What makes things more promising is that, if you look at the performance up and down the roster, nobody is really overachieving, and on top of that certain guys who were playing over their heads earlier in the season (Fred Lewis, Aaron Rowand, and Bengie Molina) have come back down to what was pretty much expected of them, and yet the team has been playing better since then.
If anything, this team should continue to play better. While nobody is playing above their heads, some guys should perform better in the second half. Offensively, things will probably be about the same as the first half, with a slight improvement, due to Omar Vizquel.
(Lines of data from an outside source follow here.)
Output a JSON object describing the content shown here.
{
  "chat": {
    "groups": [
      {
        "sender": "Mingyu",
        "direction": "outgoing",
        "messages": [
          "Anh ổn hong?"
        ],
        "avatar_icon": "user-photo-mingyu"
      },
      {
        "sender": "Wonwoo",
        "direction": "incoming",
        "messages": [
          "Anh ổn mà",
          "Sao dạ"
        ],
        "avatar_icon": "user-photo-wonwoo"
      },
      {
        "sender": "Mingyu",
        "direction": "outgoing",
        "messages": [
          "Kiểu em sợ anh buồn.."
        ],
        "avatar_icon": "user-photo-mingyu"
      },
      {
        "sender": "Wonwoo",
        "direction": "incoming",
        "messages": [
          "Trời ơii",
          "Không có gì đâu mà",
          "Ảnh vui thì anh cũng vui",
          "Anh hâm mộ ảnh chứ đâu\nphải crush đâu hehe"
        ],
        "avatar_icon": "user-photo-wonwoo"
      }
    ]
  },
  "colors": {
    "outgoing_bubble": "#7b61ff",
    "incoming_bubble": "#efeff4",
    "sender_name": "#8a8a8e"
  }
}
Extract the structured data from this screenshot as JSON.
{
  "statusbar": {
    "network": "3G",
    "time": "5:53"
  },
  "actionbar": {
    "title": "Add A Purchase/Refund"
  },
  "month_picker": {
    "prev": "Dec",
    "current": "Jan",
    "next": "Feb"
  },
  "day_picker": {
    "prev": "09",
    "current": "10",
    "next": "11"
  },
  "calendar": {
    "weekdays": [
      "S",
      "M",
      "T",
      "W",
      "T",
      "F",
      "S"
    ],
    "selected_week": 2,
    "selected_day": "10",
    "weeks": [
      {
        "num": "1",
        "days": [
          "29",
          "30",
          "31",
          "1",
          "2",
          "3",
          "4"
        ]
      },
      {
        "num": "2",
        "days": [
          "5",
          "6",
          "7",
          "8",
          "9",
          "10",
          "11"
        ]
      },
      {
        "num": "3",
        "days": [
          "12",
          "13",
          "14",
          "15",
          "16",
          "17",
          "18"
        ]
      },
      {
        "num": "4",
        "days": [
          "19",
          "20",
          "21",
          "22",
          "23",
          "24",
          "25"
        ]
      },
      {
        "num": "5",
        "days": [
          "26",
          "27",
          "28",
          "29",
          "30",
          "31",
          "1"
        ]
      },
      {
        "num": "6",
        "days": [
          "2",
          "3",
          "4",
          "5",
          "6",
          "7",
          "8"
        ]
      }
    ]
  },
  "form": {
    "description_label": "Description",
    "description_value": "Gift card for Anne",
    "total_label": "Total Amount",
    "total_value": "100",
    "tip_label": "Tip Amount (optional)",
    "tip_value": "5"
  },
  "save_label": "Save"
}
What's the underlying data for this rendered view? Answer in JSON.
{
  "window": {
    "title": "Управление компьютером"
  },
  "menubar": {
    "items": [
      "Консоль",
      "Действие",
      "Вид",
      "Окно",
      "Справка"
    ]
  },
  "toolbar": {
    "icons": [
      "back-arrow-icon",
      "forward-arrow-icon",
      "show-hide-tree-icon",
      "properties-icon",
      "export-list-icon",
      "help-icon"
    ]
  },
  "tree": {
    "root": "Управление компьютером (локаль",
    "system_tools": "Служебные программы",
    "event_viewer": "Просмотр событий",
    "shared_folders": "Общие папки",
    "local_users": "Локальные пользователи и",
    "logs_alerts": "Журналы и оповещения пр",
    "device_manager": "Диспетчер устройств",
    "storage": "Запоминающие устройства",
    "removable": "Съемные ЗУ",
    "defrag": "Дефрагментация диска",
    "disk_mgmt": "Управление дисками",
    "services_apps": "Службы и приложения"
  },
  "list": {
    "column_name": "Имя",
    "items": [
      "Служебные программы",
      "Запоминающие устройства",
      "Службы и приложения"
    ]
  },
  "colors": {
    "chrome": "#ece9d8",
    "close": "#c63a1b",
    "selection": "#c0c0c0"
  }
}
While he’s never been a good hitter, especially at this point in his career, he’s a lot better than he’s been hitting and will likely improve upon his Neifi Perez-like stats in the second half. And if not, he’ll likely lose his starting job to Emmanuel Burriss, who himself is a mediocre hitter, but at least it’s a hell of a lot better than what we’ve been seing from Omar.
But look for the pitching to be a lot better in the second half. Tim Lincecum is the real deal and, barring (god forbid) injury, will continue his dominance in the second half. With Matt Cain, it’s not a matter of if, but when will he emerge into the ace we’ve been waiting for him to become, and it’s looking more and more like it will be at some point this season. His rookie year, he would have become an instant ace had he not walked so many batters (over 4 an inning). Last year, he cut down his walks, but the fewer strikeouts really hurt him. This year, the walks remain down, while the strikeouts are back up (slightly higher even) to what they were his rookie year. Mainly, he’s been having bad luck in that more balls in play have been falling in for hits, and that he’s been giving up a lot more home runs, which is essentially the result of one extra bad pitch every few games, something that can be easily improved upon. What’s more promising is that, since April when he had 29 strikeouts to 23 walks, he’s had a phenomenal 78 walks to 24 strikeouts. What’s been really killing him, however, are the occasional starts where he’s just gotten rocked, therefore skewing his percentage/ rate stats, and (which has been the biggest problem since his rookie year) the lack of run support and bullpen help, resulting in his weak records that fail to display his true abilities and performances.
Jonathan Sanchez is another guy waited in the wings to breakout. While not as heralded a pitching prospect as Cain and Lincecum, the 25 year old pitcher’s stuff ranks among the best younger pitchers in the game. And Kevin Correia is a little better than he’s pitching, and should be the best you can hope for from your #5 pitcher.
But Zito is the one who we’ll likely see the most improvement in the second half. Over his last few starts, his velocity’s been back to what it was in Oakland, and his stuff has gotten a lot better as well. While one would be dreaming to expect him to return to his Cy Young form from 2002, look for him to return to what he was his last few years in Oakland, which would be a really solid, reliable, #2 starter, which in a rotation with Cain, Lincecum, and Sanchez, would make him a great asset (salary aside), especially for your #4 pitcher. As for the salary, what’s done is done, and in a way, his salary is made up by the Giants paying the best pitcher in baseball league minimum.
Overall, this team still isn’t going anywhere this year, especially considering at least one of the teams in the division that are heavily underachieving (D-Backs, Rockies, or Padres) will likely go on a second half tear, but at least it will be fun to watch this team continue to move in the right direction. And an effort to continue in this direction, along with a strong system in the low minor leagues, this team has a decent shot at being once again a World Series contender in a few years (something that just a few months ago I thought would be a lot longer). And who knows, one or two really good bats in the off-season, and a slightly improved bullpen may be enough to bring the Giants back. All I know is, the Giants finally have a future to look forward to.
Giants 5, Dodgers 2